That was the big question asked by many investors and we're beginning to find out the reason.

The Wall Street Journal is reporting Goldman's weak trading results were partly due to a bad call on natural gas prices.

"Goldman Sachs Group Inc. lost more than $100 million in a wrong-way bet on regional natural-gas prices this spring, a setback that played a large role in the New York bank's subpar second-quarter trading performance," the article said Friday, citing people familiar with the matter.

The bank bet that natural gas prices in Ohio and Pennsylvania would rally on the build-out of new regional pipelines, according to the report. Instead gas prices declined in May and June.

Goldman's stock fell 3.4 percent since it reported second-quarter earnings on July 18 through Thursday versus a 1.2 percent drop for the S&P 500. It reported a stunning 40 percent sales decline in its fixed income, currency and commodities business.

In comparison Morgan Stanley posted only a 4 percent decline in its fixed income sales and trading revenue during the same quarter.

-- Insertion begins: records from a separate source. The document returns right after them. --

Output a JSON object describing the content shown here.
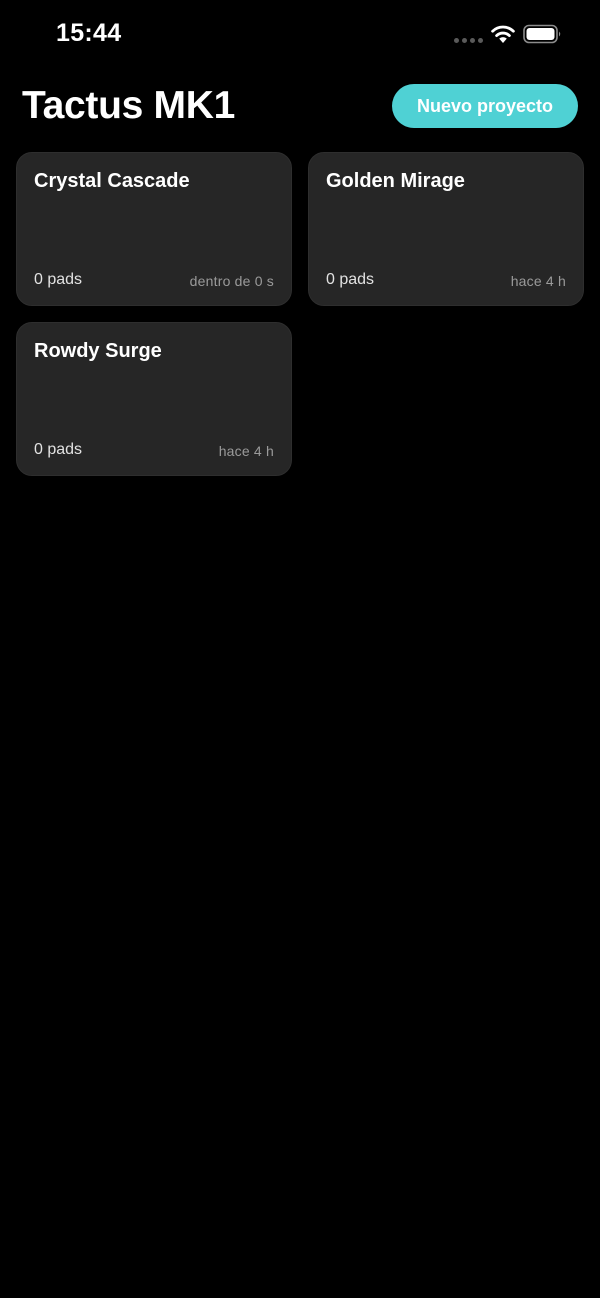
{
  "status_bar": {
    "time": "15:44",
    "icons": [
      "signal-dots-icon",
      "wifi-icon",
      "battery-icon"
    ]
  },
  "header": {
    "title": "Tactus MK1",
    "new_project_label": "Nuevo proyecto"
  },
  "colors": {
    "background": "#000000",
    "card": "#262626",
    "accent": "#4fd1d4",
    "text": "#ffffff",
    "muted_text": "#9a9a9a"
  },
  "projects": [
    {
      "name": "Crystal Cascade",
      "pads": "0 pads",
      "time": "dentro de 0 s"
    },
    {
      "name": "Golden Mirage",
      "pads": "0 pads",
      "time": "hace 4 h"
    },
    {
      "name": "Rowdy Surge",
      "pads": "0 pads",
      "time": "hace 4 h"
    }
  ]
}
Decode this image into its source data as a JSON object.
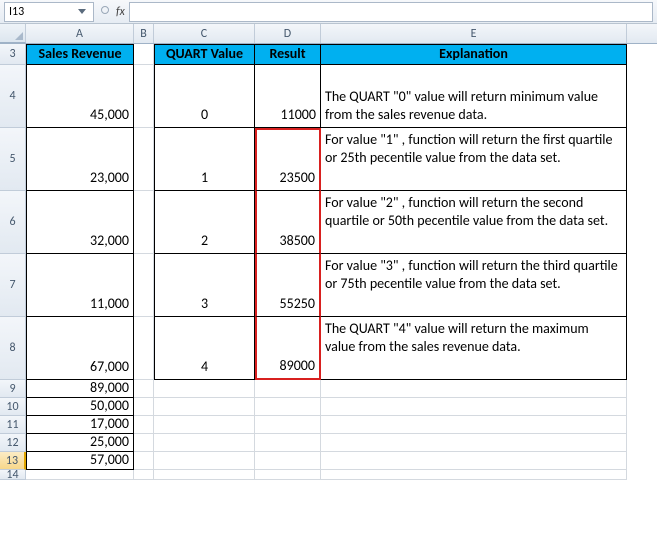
{
  "name_box": "I13",
  "fx_label": "fx",
  "formula_value": "",
  "columns": [
    "A",
    "B",
    "C",
    "D",
    "E"
  ],
  "headers": {
    "A": "Sales Revenue",
    "C": "QUART Value",
    "D": "Result",
    "E": "Explanation"
  },
  "tbl": [
    {
      "row": "4",
      "rev": "45,000",
      "q": "0",
      "res": "11000",
      "exp": "The QUART \"0\" value will return minimum value from the sales revenue data."
    },
    {
      "row": "5",
      "rev": "23,000",
      "q": "1",
      "res": "23500",
      "exp": "For value \"1\" , function will return the first quartile or 25th pecentile value from the data set."
    },
    {
      "row": "6",
      "rev": "32,000",
      "q": "2",
      "res": "38500",
      "exp": "For value \"2\" , function will return the second quartile or 50th pecentile value from the data set."
    },
    {
      "row": "7",
      "rev": "11,000",
      "q": "3",
      "res": "55250",
      "exp": "For value \"3\" , function will return the third quartile or 75th pecentile value from the data set."
    },
    {
      "row": "8",
      "rev": "67,000",
      "q": "4",
      "res": "89000",
      "exp": "The QUART \"4\" value will return the maximum value from the sales revenue data."
    }
  ],
  "extra_rev": [
    {
      "row": "9",
      "v": "89,000"
    },
    {
      "row": "10",
      "v": "50,000"
    },
    {
      "row": "11",
      "v": "17,000"
    },
    {
      "row": "12",
      "v": "25,000"
    },
    {
      "row": "13",
      "v": "57,000"
    }
  ],
  "trailing_row": "14"
}
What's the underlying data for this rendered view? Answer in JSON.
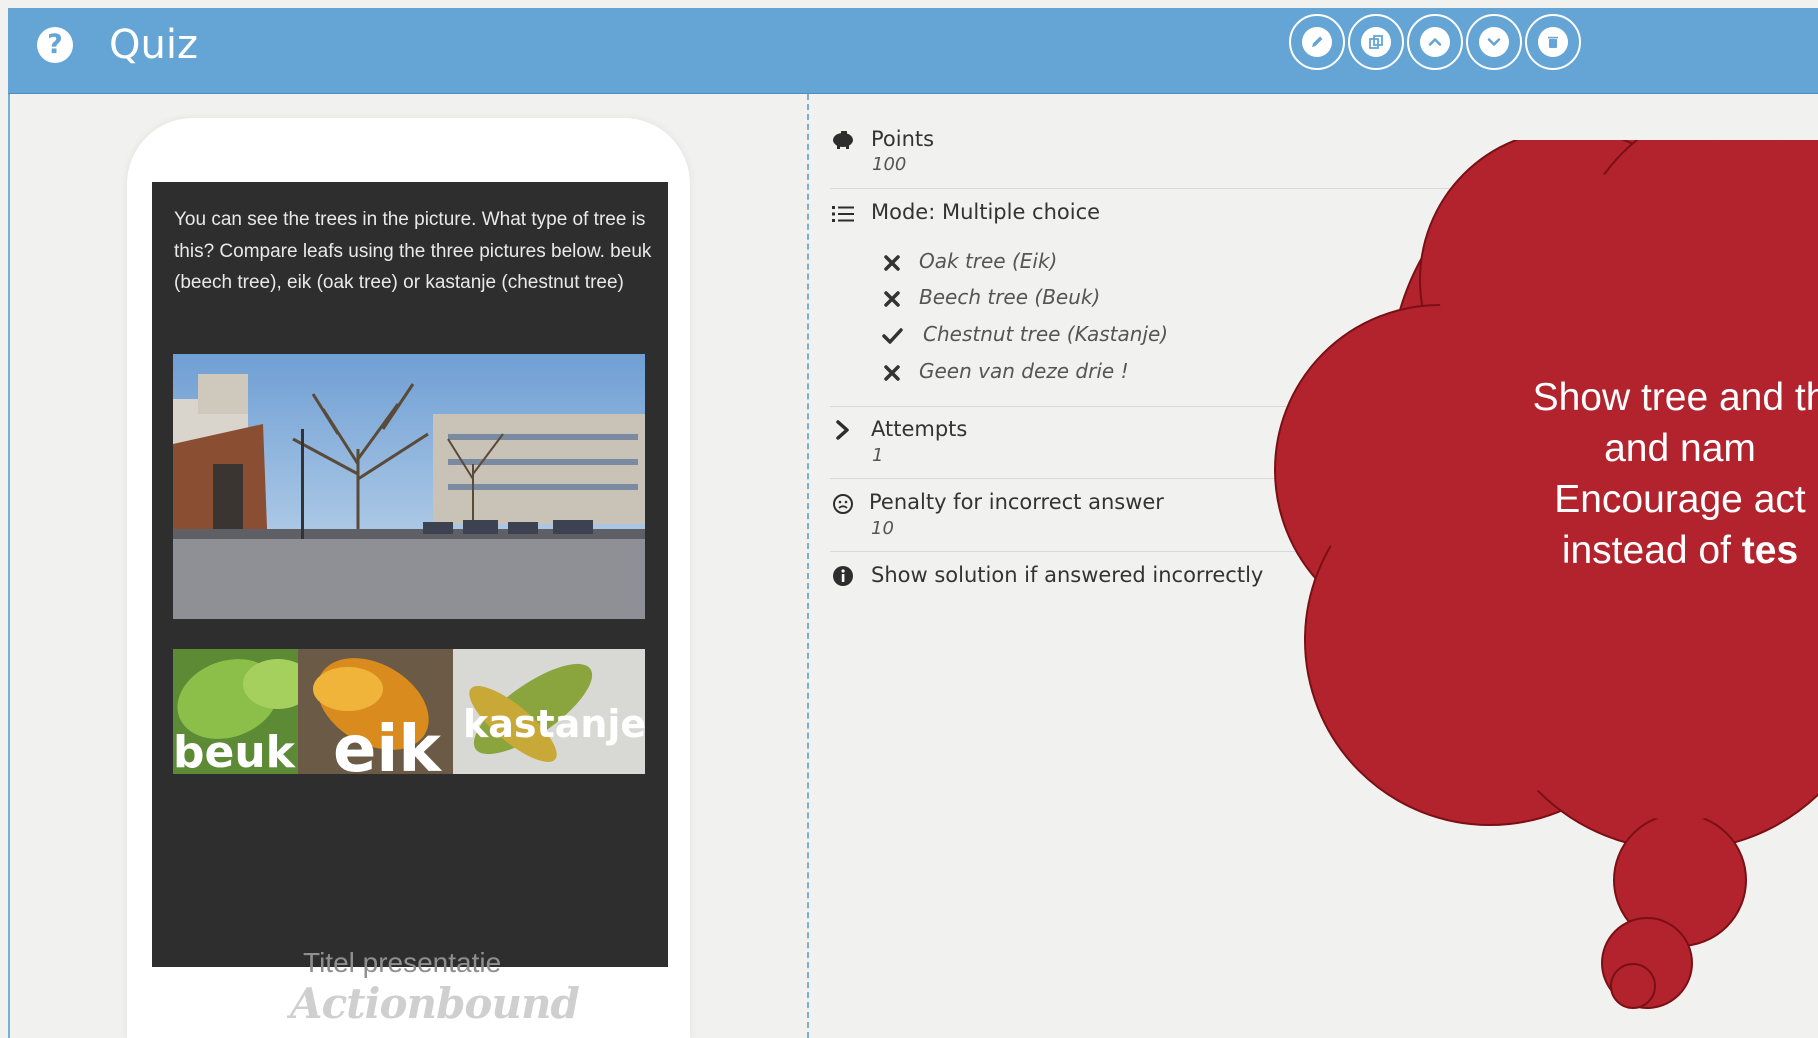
{
  "header": {
    "title": "Quiz",
    "icons": [
      "help-icon",
      "pencil-icon",
      "copy-icon",
      "chevron-up-icon",
      "chevron-down-icon",
      "trash-icon"
    ],
    "colors": {
      "header_bg": "#65a5d6",
      "accent": "#7aaed6"
    }
  },
  "preview": {
    "question": "You can see the trees in the picture. What type of tree is this? Compare leafs using the three pictures below. beuk (beech tree), eik (oak tree) or kastanje (chestnut tree)",
    "leaf_labels": {
      "beuk": "beuk",
      "eik": "eik",
      "kastanje": "kastanje"
    },
    "caption": "Titel presentatie",
    "brand": "Actionbound",
    "colors": {
      "screen_bg": "#2e2e2e"
    }
  },
  "properties": {
    "points": {
      "label": "Points",
      "value": "100",
      "icon": "piggy-bank-icon"
    },
    "mode": {
      "label": "Mode: Multiple choice",
      "icon": "list-icon",
      "options": [
        {
          "text": "Oak tree (Eik)",
          "correct": false
        },
        {
          "text": "Beech tree (Beuk)",
          "correct": false
        },
        {
          "text": "Chestnut tree (Kastanje)",
          "correct": true
        },
        {
          "text": "Geen van deze drie !",
          "correct": false
        }
      ]
    },
    "attempts": {
      "label": "Attempts",
      "value": "1",
      "icon": "chevron-right-icon"
    },
    "penalty": {
      "label": "Penalty for incorrect answer",
      "value": "10",
      "icon": "sad-face-icon"
    },
    "solution": {
      "label": "Show solution if answered incorrectly",
      "icon": "info-icon"
    }
  },
  "bubble": {
    "line1": "Show tree and th",
    "line2": "and nam",
    "line3": "Encourage act",
    "line4_prefix": "instead of ",
    "line4_bold": "tes",
    "color": "#b2232d"
  }
}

Goldman Sachs did not immediately respond to a request for comment.

See here for the full Wall Street Journal report.